One of the requirements of participation in the 20% by 2010 Clean Energy Campaign is that participating towns must establish a Clean Energy Task Force to meet the goals of the program and to begin working with the CT Clean Energy Fund to plan the installation of the solar panels. In September 2006, First Selectwoman Cheryl Morris appointed the nine-member Task Force to work together on the siting and installation of our solar panels and to find ways for the Town to conserve energy and maximize the use of renewable sources of electricity.

Click here for up-to-date information about Branford's enrollments in the 20% by 2010 Clean Energy Campaign.


Open Space Advisories
One of the means by which the Town increases its open space system is by requiring that residential subdivisions set aside at least 10% of the area being subdivided as open space. This open space area can be used for passive recreation, protection of environmental resources, or active recreation. In accordance with the Town's Subdivision Regulations, the Conservation and Environment Commission first evaluates the property being subdivided. The Commission then advises the Planning and Zoning Commission about environmentally important resources on or adjacent to the subdivided property that could be appropriately designated as open space. Finally, the commission recommends a monitor for the open space set-aside.
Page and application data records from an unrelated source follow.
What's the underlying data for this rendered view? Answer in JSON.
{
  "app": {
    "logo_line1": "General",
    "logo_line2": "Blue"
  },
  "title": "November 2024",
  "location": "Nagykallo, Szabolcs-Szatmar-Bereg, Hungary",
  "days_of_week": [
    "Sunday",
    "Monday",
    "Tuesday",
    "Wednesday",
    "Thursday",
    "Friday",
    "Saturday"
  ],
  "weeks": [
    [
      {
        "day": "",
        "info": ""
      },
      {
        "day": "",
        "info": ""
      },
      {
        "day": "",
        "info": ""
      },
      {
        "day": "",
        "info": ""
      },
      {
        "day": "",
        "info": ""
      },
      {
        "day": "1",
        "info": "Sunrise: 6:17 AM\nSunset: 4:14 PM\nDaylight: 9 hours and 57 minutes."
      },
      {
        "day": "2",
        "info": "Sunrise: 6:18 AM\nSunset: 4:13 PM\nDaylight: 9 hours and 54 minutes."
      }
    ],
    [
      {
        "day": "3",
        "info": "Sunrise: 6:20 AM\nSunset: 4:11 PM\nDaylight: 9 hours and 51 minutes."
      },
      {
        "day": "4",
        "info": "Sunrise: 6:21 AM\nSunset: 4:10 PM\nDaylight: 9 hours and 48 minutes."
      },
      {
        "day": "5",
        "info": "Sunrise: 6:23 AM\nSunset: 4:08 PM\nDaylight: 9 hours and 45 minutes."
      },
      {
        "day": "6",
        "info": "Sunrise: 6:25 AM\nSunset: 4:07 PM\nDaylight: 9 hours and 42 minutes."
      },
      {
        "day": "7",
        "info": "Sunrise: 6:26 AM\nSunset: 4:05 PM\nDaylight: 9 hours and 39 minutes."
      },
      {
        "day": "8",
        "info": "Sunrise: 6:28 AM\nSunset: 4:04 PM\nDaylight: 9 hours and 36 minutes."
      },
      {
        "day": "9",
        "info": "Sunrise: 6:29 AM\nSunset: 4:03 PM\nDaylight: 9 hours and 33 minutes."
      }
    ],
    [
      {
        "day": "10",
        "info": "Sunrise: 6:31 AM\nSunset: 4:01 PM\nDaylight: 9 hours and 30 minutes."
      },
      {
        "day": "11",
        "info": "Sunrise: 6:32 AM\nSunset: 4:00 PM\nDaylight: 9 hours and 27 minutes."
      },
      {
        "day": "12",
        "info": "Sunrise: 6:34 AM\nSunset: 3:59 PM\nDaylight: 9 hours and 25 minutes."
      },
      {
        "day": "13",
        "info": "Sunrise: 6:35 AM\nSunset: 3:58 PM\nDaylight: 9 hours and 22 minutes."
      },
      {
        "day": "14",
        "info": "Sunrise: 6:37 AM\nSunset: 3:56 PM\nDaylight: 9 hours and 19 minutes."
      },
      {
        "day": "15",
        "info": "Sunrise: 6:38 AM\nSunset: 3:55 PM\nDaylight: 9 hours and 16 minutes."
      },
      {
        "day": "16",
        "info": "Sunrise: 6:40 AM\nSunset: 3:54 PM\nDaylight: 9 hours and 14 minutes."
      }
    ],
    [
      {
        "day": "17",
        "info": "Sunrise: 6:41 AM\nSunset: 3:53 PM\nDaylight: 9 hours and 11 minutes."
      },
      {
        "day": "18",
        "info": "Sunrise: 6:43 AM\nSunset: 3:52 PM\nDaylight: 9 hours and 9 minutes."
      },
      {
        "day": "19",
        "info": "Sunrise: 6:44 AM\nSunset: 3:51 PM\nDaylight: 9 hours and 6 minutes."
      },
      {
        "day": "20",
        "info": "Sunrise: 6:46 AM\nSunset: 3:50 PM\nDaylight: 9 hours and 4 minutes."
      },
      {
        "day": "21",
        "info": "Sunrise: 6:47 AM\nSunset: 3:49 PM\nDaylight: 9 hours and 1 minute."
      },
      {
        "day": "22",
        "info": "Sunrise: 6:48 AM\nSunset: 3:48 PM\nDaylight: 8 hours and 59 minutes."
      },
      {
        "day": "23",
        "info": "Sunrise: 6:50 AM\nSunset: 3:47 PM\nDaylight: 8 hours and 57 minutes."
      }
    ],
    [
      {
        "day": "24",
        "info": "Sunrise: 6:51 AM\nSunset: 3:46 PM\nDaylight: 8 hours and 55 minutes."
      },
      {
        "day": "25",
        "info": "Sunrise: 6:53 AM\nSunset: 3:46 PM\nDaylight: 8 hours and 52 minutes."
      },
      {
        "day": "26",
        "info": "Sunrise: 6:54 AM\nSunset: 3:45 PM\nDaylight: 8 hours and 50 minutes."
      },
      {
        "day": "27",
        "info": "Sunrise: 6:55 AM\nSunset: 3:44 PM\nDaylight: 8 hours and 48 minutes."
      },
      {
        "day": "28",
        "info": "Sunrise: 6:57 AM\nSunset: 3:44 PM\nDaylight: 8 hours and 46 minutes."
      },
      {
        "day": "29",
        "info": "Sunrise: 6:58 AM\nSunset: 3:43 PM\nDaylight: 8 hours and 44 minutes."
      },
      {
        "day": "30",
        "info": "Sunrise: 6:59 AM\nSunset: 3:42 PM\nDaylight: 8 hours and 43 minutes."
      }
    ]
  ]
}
Invasive Species Project
Our current project is focused on eliminating the invasive species, Winged Euonymous (burning bush), from the Supply Ponds. Led by Commissioner Chris "Sully" Sullivan who is the Project Leader, Branford volunteers have committed to cutting an acre of Euonymous a year in this area. Herbicide will be applied to the cut stumps and teams will monitor and hand pull young plants during the year before moving on to the next acre. Once the Euonymous has been cut back and the seed bank depleted, native plants should be able to regrow in the understory and improve the status of the Supply Ponds forest. Anyone who would like to join us can contact Sully at sulldaddy@yahoo.com.